garbage

No One Said Curbside Composting Would Be Easy

Nov 18, 2014

This is the second part of a three-part series, "What A Waste: Why We Have To Stop Throwing Food Away."

Seattle and Portland are working to reduce the environmental impacts of food waste by offering curbside composting. But no one said it would be easy. The cities have faced challenges from foul odors, lack of participation and plastic contamination.

Flickr Photo/Joe Shlabotnik

Steve Scher talks with Ray Hoffman, director of Seattle Public Utilities, about the possible rate hikes for Seattle residents. SPU is hosting four public meetings to collect comments from the community.

Flickr Photo/Meaduva

Seattle city council members are scheduled to vote Monday on legislation that could change where the city's food and yard waste ends up. But the latest plan is raising a stink east of the Cascades.

Photo of 5 garbage and recycling containers
KUOW / Derek Wang

Many Seattle residents are grateful for the new year because it means that their garbage will be picked up every week. At least for now.

For the past six months, 800 Seattle households participated in a pilot program that experimented with picking up the trash every other week.
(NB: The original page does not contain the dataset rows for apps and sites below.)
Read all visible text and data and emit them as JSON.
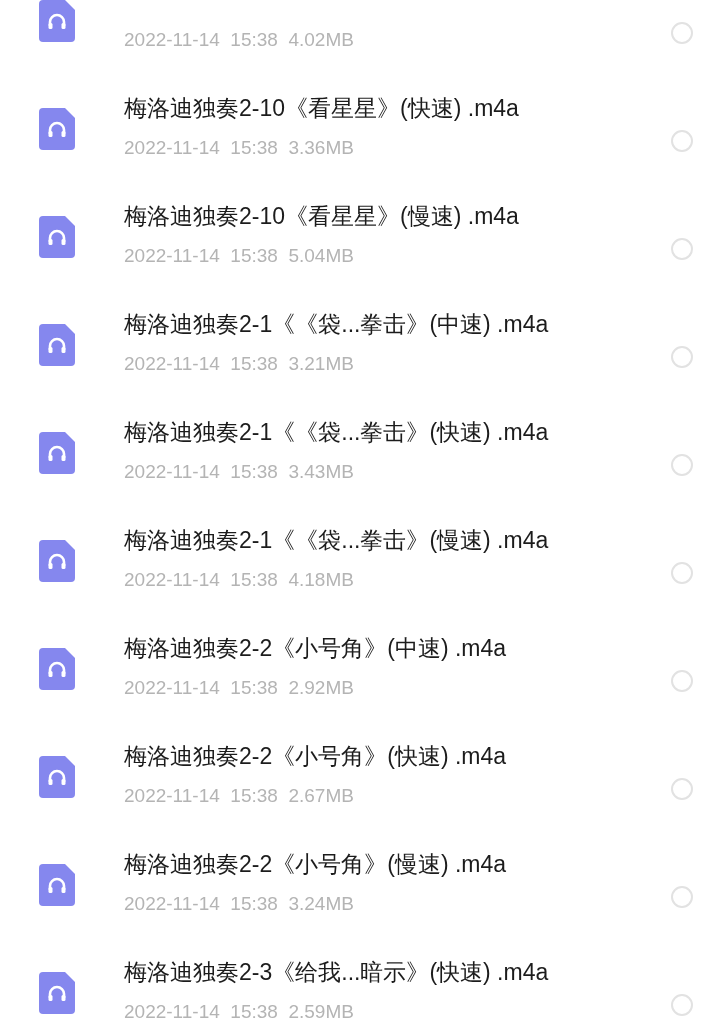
{
  "files": [
    {
      "meta": "2022-11-14  15:38  4.02MB",
      "selected": false
    },
    {
      "name": "梅洛迪独奏2-10《看星星》(快速) .m4a",
      "meta": "2022-11-14  15:38  3.36MB",
      "selected": false
    },
    {
      "name": "梅洛迪独奏2-10《看星星》(慢速) .m4a",
      "meta": "2022-11-14  15:38  5.04MB",
      "selected": false
    },
    {
      "name": "梅洛迪独奏2-1《《袋...拳击》(中速) .m4a",
      "meta": "2022-11-14  15:38  3.21MB",
      "selected": false
    },
    {
      "name": "梅洛迪独奏2-1《《袋...拳击》(快速) .m4a",
      "meta": "2022-11-14  15:38  3.43MB",
      "selected": false
    },
    {
      "name": "梅洛迪独奏2-1《《袋...拳击》(慢速) .m4a",
      "meta": "2022-11-14  15:38  4.18MB",
      "selected": false
    },
    {
      "name": "梅洛迪独奏2-2《小号角》(中速) .m4a",
      "meta": "2022-11-14  15:38  2.92MB",
      "selected": false
    },
    {
      "name": "梅洛迪独奏2-2《小号角》(快速) .m4a",
      "meta": "2022-11-14  15:38  2.67MB",
      "selected": false
    },
    {
      "name": "梅洛迪独奏2-2《小号角》(慢速) .m4a",
      "meta": "2022-11-14  15:38  3.24MB",
      "selected": false
    },
    {
      "name": "梅洛迪独奏2-3《给我...暗示》(快速) .m4a",
      "meta": "2022-11-14  15:38  2.59MB",
      "selected": false
    }
  ]
}
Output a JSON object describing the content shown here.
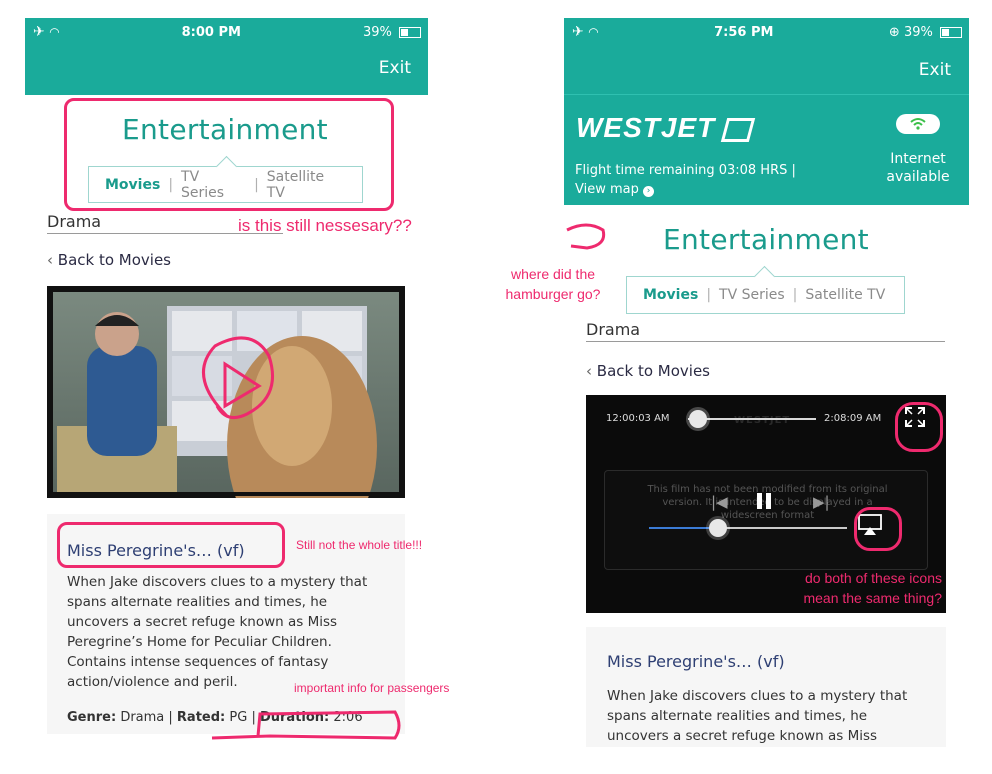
{
  "left": {
    "status": {
      "time": "8:00 PM",
      "battery": "39%"
    },
    "header": {
      "exit_label": "Exit"
    },
    "section_title": "Entertainment",
    "tabs": [
      {
        "label": "Movies",
        "active": true
      },
      {
        "label": "TV Series",
        "active": false
      },
      {
        "label": "Satellite TV",
        "active": false
      }
    ],
    "category": "Drama",
    "back_label": "Back to Movies",
    "movie": {
      "title": "Miss Peregrine's… (vf)",
      "description": "When Jake discovers clues to a mystery that spans alternate realities and times, he uncovers a secret refuge known as Miss Peregrine’s Home for Peculiar Children. Contains intense sequences of fantasy action/violence and peril.",
      "genre_label": "Genre:",
      "genre": "Drama",
      "rated_label": "Rated:",
      "rated": "PG",
      "duration_label": "Duration:",
      "duration": "2:06"
    }
  },
  "right": {
    "status": {
      "time": "7:56 PM",
      "battery": "39%"
    },
    "header": {
      "exit_label": "Exit"
    },
    "brand": "WESTJET",
    "flight_time": "Flight time remaining 03:08 HRS |",
    "view_map": "View map",
    "internet_line1": "Internet",
    "internet_line2": "available",
    "section_title": "Entertainment",
    "tabs": [
      {
        "label": "Movies",
        "active": true
      },
      {
        "label": "TV Series",
        "active": false
      },
      {
        "label": "Satellite TV",
        "active": false
      }
    ],
    "category": "Drama",
    "back_label": "Back to Movies",
    "player": {
      "current_time": "12:00:03 AM",
      "end_time": "2:08:09 AM",
      "progress": 0.08,
      "volume": 0.35,
      "notice": "This film has not been modified from its original version. It is intended to be displayed in a widescreen format",
      "watermark": "WESTJET"
    },
    "movie": {
      "title": "Miss Peregrine's… (vf)",
      "description_lines": [
        "When Jake discovers clues to a mystery that",
        "spans alternate realities and times, he",
        "uncovers a secret refuge known as Miss"
      ]
    }
  },
  "annotations": {
    "necessary": "is this still nessesary??",
    "hamburger_1": "where did the",
    "hamburger_2": "hamburger go?",
    "title": "Still not the whole title!!!",
    "important": "important info for passengers",
    "icons_1": "do both of these icons",
    "icons_2": "mean the same thing?"
  },
  "colors": {
    "teal": "#1aab9b",
    "annotation": "#ee2a6e",
    "title_blue": "#2e3f73"
  }
}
The affected neighborhoods were roughly in the four corners of the city and included Wedgewood.